There are many definitions for biodiversity, but the one adopted by the United Nations Convention on Biological Diversity is: “the variability among living organisms from all sources, including, ‘inter alia’, terrestrial, marine, and other aquatic ecosystems, and the ecological complexes of which they are part: this includes diversity within species, between species and of ecosystems”.
Preserving the world’s ecosystems and the web of life they each support is a good and noble goal in and of itself. But by preserving biodiversity we are really ensuring our own health, safety, economic security, and our very way of life. So this year, global institutions of all kinds, government agencies, and even corporations are coming together to celebrate the variety of life on planet Earth, and the value and importance it has for us humans.
But how do we make the goal of protecting species and ecosystems real? How do we preserve biodiversity? One way is through policies and laws with teeth, and through the rigorous enforcement of those laws. One such law is the Lacey Act.

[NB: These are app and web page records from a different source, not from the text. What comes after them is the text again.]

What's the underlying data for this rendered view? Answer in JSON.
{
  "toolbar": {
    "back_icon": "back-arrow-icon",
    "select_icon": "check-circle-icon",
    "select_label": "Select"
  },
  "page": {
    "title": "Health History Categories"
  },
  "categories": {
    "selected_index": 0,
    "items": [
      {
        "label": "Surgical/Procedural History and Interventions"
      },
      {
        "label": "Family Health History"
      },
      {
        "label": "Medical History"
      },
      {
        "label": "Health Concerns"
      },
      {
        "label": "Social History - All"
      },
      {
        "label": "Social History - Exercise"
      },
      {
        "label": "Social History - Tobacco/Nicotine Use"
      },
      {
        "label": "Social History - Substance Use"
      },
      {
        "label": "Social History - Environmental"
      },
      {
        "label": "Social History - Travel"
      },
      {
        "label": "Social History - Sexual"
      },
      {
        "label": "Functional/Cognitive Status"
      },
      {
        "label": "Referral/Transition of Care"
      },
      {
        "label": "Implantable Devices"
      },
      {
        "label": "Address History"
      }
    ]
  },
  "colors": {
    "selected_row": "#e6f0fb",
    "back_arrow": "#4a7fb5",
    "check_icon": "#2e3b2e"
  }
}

Abstract. By burning fossil fuels we have put 3.6 trillion tons of Carbon Dioxide, CO2 in the atmosphere in the last 200 years – most in the last 60. This has changed the concentration of atmospheric CO2 from 250 parts per Million, ppm, to 390 ppm, an increase of approximately 35.9%. This increase of atmospheric CO2 is resulting in changing precipitation and rising temperatures, particularly at the poles and farther away from the equator.
The typical modern reductionist approach is to simplify the problem to develop a solution:
“Burning coal, oil, and natural gas puts CO2 into the atmosphere. All we need to do to solve the problem is modify the machines so they burn fossil fuel without releasing CO2 into the atmosphere. How do we do that? We should capture the carbon dioxide, and the arsenic, mercury, other heavy metals, radionucleotides, etc, and store it somewhere.”
But we need to remember that we are burning coal, oil, and natural gas for a reason: to generate heat, hot water, electricity and transportation. There are alternative energy technologies, including nuclear, solar, and wind.
Coal with Carbon Sequestration is estimated to cost $10 to $15 Billion per gigawatt, without considering the costs of mining, processing and transporting the coal, cleaning up after mining, and isolating the arsenicals, mercury, and radionucleotides released from burning coal. Solar is estimated to cost $6.5 Billion per gigawatt - with no fuel and no wastes. Wind $2 to $3 Billion per gigawatt - with no fuel and no wastes.
We at Popular Logistics think, feel and believe that we need to replace coal with solar and wind immediately.
In today's challenging environment, the nonprofit boards that will lead their organizations most effectively are the boards that identify, recruit, and develop outstanding leaders and board members who have the experience, expertise, and diversity of perspectives and backgrounds to envision the organization's greater potential and to achieve financial and strategic success. My readers will be familiar with my...